Is veganism a religion?

Reading time: 2 minutes

Is veganism a religion?

Jordi Casamitjana is an ethical vegan, meaning that he seeks to avoid doing any harm to animals.[1] Whereas vegans follow a diet that excludes all animal products, ethical vegans also avoid other forms of animal exploitation. For example, they do not wear clothes made from wool or leather, or buy products from firms that engage in animal testing.[2]

Because of Casamitjana’s belief, he argued that he was wrongfully terminated after a dispute with his former employer, the League Against Cruel Sports, concerning their retirement investments in animal testing companies. Therefore, Casamitjana sued this organisation. As a result, a court in the United Kingdom was set to consider, for the first time, whether ethical veganism should be considered as a religion.[3]

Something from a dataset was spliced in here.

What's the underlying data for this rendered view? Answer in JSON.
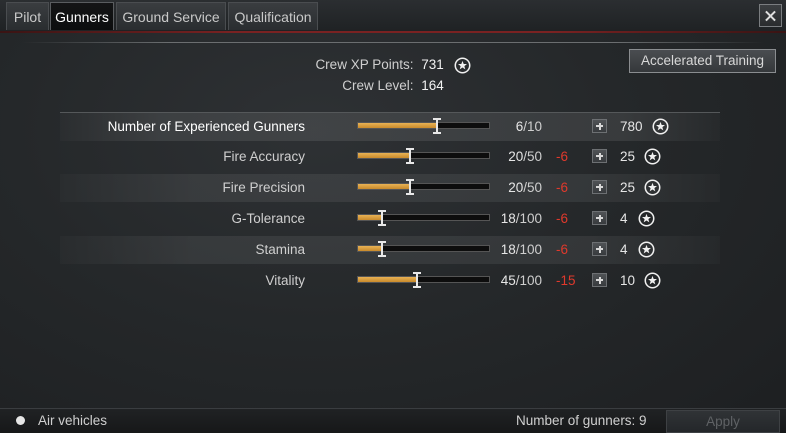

Ethical veganism: a philosophical belief
According to the law, religions or beliefs have to satisfy several requirements. For instance, they should be “worthy of respect in a democratic society, not incompatible with human dignity and not conflicting with the fundamental rights of others.” Based on these requirements, in January 2020, Judge Robin Postle ruled that ethical veganism can be considered a philosophical belief.[4] This means that it should be granted equal anti-discrimination protection under the law as religions and other beliefs.[5]

According to theologian Kai Funkschmidt, veganism is indeed a philosophy with religious influences. For instance, important aspects of veganism are physical healing promises and promises of salvation; vegans hope that problems such as climate change and starvation can be solved when a sufficient number of people become vegan. Nevertheless, Funkschmidt argues that there is a lack of reference to transcendence in veganism, which is a fundamental difference compared to major religions such as Christianity.[6]

Consequences of the ruling
Now that ethical veganism is a philosophical belief, it is protected under the Equality Act, as religion and belief are one of the protected characteristics. The other eight characteristics that are also protected under this Act are age, disability, gender reassignment, marriage and civil partnership, pregnancy and maternity, race, sex, and sexual orientation. This protection may have several practical implications. For instance, employers and those in education, for example, have to ensure they do not discriminate against ethical vegans on the basis of their beliefs. The BBC, for instance, proposes that workers in supermarkets may refuse to handle meat products.

In addition, others may now be encouraged to request similar protection for their beliefs.[7] The BBC has commented that it would not be surprising if someone sued their company claiming to be discriminated against because of their beliefs regarding climate change. For instance, someone may refuse to travel for work by car, preferring to use a less polluting alternative such as the train, as a result of their beliefs.[8]

How about you?
What do you think? Should ethical veganism indeed be considered as a philosophical belief or as a religion? And what do you think the consequences of such a decision would be?

Anne Clerx

Want to know more about similar topics? Create an account on our Dashboard and receive free updates.

To all news items ->

[1]A British Court Decides whether Veganism is a Religion
[2] Jordi Casamitjana vegan tribunal a ‘victory for animal protection’.
[3]A British Court Decides whether Veganism is a Religion
[4] Jordi Casamitjana vegan tribunal a ‘victory for animal protection’.
[5] Jordi Casamitjana vegan tribunal a ‘victory for animal protection’.
[6]Veganismus als Religion – Sieht so Gott aus?
[7] Ethical veganism is philosophical belief, tribunal rules